We present precise geodetic and satellite observation-based estimations of the erupted volume and discharge rate of magma during the 2011 eruptions of Kirishima-Shinmoe-dake volcano, Japan. During these events, the type and intensity of eruption drastically changed within a week, with three major sub-Plinian eruptions on January 26 and 27, and a continuous lava extrusion from January 29 to 31. In response to each eruptive event, borehole-type tiltmeters detected deflation of a magma chamber caused by migration of magma to the surface. These measurements enabled us to estimate the geodetic volume change in the magma chamber caused by each eruptive event.

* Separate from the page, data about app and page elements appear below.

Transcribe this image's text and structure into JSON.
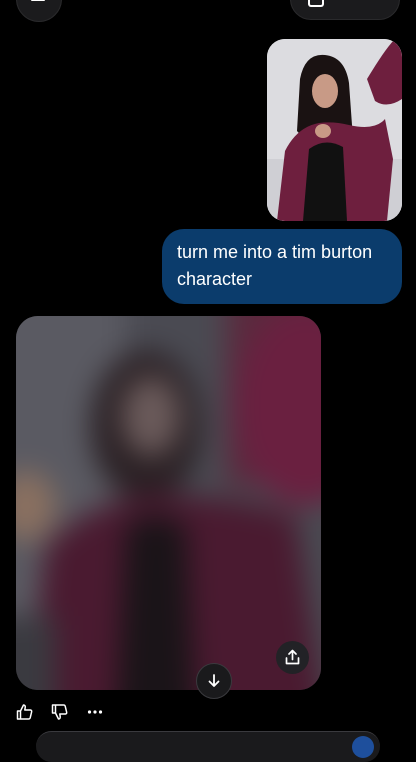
{
  "top_bar": {
    "menu_icon": "menu-icon",
    "new_chat_icon": "compose-icon"
  },
  "conversation": {
    "user_message": {
      "attachment_icon": "photo-attachment",
      "text": "turn me into a tim burton character"
    },
    "assistant_message": {
      "image_state": "generating",
      "share_icon": "share-icon"
    }
  },
  "message_actions": {
    "like_icon": "thumbs-up-icon",
    "dislike_icon": "thumbs-down-icon",
    "more_icon": "more-icon"
  },
  "scroll_down_icon": "arrow-down-icon",
  "colors": {
    "background": "#000000",
    "user_bubble": "#0b3c6c",
    "accent": "#1e4f9c"
  }
}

Erupted volumes and discharge rates were constrained during lava extrusion using synthetic aperture radar satellite imaging of lava accumulation inside the summit crater. Combining the geodetic volume change and the volume of lava extrusion enabled the determination of the erupted volume and discharge rate during each sub-Plinian event. These precise estimates provide important information about magma storage conditions in magma chambers and eruption column dynamics, and indicate that the Shinmoe-dake eruptions occurred in a critical state between explosive and effusive eruption.
ASJC Scopus subject areas
- Geochemistry and Petrology